// Optionally, set any parameters to send to the plugin.
ext.gleanGenerateMarkdownDocs = true


Note: Earlier versions of Glean used a Gradle script (sdk_generator.gradle) rather than a Gradle plugin. Its use is deprecated and projects should be updated to use the Gradle plugin as described above.

The metrics.yaml file is parsed at build time and Swift code is generated. Add a new metrics.yaml file to your Xcode project.

Follow these steps to automatically run the parser at build time:

1. Download the sdk_generator.sh script from the Glean repository:

https://raw.githubusercontent.com/mozilla/glean/{latest-release}/glean-core/ios/sdk_generator.sh


Important: as above, the {latest-version} placeholder should be replaced with the version number of Glean SDK release used in this project.

2. Add the sdk_generator.sh file to your Xcode project.

3. On your application targets' Build Phases settings tab, click the + icon and choose New Run Script Phase. Create a Run Script in which you specify your shell (ex: /bin/sh), add the following contents to the script area below the shell:

bash $PWD/sdk_generator.sh  4. Add the path to your metrics.yaml and (optionally) pings.yaml under "Input files": $(SRCROOT)/{project-name}/metrics.yaml
$(SRCROOT)/{project-name}/pings.yaml  5. Add the paths to the generated code files to the "Output Files": $(SRCROOT)/{project-name}/Generated/{YourCategory}.swift

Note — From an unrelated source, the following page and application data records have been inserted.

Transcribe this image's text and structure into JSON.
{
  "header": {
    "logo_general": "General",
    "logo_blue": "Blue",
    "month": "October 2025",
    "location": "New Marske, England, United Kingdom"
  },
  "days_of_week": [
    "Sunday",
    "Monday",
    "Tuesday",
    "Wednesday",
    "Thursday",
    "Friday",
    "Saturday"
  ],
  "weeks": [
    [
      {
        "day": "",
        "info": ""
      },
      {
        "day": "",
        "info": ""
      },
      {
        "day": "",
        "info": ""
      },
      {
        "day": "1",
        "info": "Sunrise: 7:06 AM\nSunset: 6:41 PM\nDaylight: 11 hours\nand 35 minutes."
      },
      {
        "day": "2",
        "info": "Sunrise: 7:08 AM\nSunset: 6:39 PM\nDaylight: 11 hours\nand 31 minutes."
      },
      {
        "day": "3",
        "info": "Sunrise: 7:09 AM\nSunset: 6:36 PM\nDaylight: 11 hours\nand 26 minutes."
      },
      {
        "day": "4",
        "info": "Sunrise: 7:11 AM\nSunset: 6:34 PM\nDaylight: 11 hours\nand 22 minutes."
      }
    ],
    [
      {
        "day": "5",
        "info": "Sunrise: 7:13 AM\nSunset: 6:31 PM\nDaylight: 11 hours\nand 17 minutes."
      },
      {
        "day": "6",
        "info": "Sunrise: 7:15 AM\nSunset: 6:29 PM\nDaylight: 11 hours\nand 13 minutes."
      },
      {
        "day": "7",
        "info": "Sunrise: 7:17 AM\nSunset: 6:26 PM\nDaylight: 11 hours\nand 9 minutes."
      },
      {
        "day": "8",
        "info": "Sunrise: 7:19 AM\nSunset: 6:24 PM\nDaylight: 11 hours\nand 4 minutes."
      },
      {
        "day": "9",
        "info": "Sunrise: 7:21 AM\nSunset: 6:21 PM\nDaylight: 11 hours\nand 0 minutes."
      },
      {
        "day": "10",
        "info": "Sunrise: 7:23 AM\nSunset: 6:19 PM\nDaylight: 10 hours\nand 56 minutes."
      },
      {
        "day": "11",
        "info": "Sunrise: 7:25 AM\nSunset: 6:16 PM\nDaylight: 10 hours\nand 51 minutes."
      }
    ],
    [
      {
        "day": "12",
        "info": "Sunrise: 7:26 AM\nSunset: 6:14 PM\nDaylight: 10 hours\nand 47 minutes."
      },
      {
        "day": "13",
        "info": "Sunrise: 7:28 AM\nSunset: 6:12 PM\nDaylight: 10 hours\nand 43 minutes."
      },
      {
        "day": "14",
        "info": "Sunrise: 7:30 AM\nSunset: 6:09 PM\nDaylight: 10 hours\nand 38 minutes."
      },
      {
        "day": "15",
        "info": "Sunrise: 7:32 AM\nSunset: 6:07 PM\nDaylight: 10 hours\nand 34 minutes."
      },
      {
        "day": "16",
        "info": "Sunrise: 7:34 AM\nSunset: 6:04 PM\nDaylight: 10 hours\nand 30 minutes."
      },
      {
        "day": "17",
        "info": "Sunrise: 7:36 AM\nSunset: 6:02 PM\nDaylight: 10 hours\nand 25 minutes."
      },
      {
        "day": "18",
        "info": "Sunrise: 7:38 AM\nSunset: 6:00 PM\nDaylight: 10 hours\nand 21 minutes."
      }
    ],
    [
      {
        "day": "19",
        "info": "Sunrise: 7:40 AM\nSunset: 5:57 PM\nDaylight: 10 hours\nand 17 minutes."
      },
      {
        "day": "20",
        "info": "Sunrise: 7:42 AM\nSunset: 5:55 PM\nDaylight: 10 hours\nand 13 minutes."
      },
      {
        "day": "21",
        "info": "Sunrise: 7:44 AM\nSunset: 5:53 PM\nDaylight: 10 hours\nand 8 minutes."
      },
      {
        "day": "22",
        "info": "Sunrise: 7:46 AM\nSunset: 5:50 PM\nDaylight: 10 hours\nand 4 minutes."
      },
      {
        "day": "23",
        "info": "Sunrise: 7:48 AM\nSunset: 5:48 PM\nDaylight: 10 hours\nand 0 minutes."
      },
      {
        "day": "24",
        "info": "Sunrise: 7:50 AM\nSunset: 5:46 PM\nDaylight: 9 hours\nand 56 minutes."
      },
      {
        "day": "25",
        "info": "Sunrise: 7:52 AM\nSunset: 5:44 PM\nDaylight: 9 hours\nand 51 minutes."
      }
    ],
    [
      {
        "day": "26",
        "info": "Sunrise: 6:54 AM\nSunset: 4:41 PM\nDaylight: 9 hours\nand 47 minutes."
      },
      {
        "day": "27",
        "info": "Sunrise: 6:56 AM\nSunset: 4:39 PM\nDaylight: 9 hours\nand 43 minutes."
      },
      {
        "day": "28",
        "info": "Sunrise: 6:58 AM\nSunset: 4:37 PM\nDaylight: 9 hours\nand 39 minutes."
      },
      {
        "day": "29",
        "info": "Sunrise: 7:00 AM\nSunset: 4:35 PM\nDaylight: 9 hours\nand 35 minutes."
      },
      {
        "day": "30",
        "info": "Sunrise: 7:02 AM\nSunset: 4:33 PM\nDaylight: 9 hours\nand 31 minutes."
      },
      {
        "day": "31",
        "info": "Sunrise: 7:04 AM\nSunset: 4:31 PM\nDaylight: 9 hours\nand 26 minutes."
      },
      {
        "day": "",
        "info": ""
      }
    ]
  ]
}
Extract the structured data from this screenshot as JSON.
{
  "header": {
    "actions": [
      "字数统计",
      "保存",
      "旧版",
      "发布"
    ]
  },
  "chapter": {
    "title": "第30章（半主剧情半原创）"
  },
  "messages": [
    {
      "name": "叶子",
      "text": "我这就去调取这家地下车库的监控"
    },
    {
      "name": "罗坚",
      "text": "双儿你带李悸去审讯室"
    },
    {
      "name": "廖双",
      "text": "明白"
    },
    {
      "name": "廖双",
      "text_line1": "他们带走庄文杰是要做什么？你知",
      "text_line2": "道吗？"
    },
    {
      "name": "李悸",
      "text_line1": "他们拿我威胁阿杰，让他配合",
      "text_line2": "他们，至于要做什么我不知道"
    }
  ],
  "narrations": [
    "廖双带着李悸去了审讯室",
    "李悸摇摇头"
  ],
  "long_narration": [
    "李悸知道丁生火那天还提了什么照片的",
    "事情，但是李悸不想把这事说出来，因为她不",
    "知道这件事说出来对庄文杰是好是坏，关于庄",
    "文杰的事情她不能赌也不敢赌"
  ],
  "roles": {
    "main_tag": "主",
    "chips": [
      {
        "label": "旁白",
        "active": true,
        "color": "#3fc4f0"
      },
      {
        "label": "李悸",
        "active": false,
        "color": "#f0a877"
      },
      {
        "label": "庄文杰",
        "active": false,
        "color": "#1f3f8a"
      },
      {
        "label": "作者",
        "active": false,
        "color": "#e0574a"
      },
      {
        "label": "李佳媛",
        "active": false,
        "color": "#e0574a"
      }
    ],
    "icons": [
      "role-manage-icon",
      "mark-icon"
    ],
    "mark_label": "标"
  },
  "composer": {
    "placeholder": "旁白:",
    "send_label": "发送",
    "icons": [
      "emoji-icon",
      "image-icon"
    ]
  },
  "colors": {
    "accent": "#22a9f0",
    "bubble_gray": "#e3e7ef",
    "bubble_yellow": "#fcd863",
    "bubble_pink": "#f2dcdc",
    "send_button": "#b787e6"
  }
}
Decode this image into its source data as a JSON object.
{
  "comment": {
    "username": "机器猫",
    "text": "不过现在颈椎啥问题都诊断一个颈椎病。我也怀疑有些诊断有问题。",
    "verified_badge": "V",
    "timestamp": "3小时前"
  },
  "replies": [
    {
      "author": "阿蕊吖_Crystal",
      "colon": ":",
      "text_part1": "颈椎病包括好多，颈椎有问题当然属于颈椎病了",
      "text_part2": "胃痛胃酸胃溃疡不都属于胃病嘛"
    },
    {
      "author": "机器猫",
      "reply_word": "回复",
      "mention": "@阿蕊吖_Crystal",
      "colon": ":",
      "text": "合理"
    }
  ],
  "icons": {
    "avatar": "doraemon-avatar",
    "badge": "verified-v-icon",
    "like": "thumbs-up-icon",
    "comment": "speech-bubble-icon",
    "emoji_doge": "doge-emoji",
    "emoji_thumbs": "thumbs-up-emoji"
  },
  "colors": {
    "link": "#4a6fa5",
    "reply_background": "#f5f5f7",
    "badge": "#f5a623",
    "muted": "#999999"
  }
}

Important: The parser generates one file per category. If you are unsure which files those are, skip this step and add the files after they are generated for the first time.

6. If you are using Git, add the following line to your .gitignore file:

{project-name}/Generated


For Python, the metrics.yaml file must be available and loaded at runtime.

If your project is a script (i.e. just Python files in a directory), you can load the metrics.yaml using:

from glean import load_metrics

# Use a metric on the returned object
metrics.your_category.your_metric.set("value")


If your project is a distributable Python package, you need to include the metrics.yaml file using one of the myriad ways to include data in a Python package and then use pkg_resources.resource_filename() to get the filename at runtime.

from glean import load_metrics
from pkg_resources import resource_filename

# Use a metric on the returned object
metrics.your_category.your_metric.set("value")


Please refer to the custom pings documentation.

Important: as stated before, any new data collection requires documentation and data-review. This is also required for any new metric automatically collected by the Glean SDK.

### Parallelism

All of Glean's target languages use a separate worker thread to do most of Glean's work, including any I/O. This thread is fully managed by Glean as an implementation detail. Therefore, users should be free to use the Glean API wherever it is most convenient, without worrying about the performance impact of updating metrics and sending pings.

### Testing metrics

In order to make testing metrics easier 'out of the box', all metrics include a set of test API functions in order to facilitate unit testing. These include functions to test whether a value has been stored, and functions to retrieve the stored value for validation. For more information, please refer to Unit testing Glean metrics.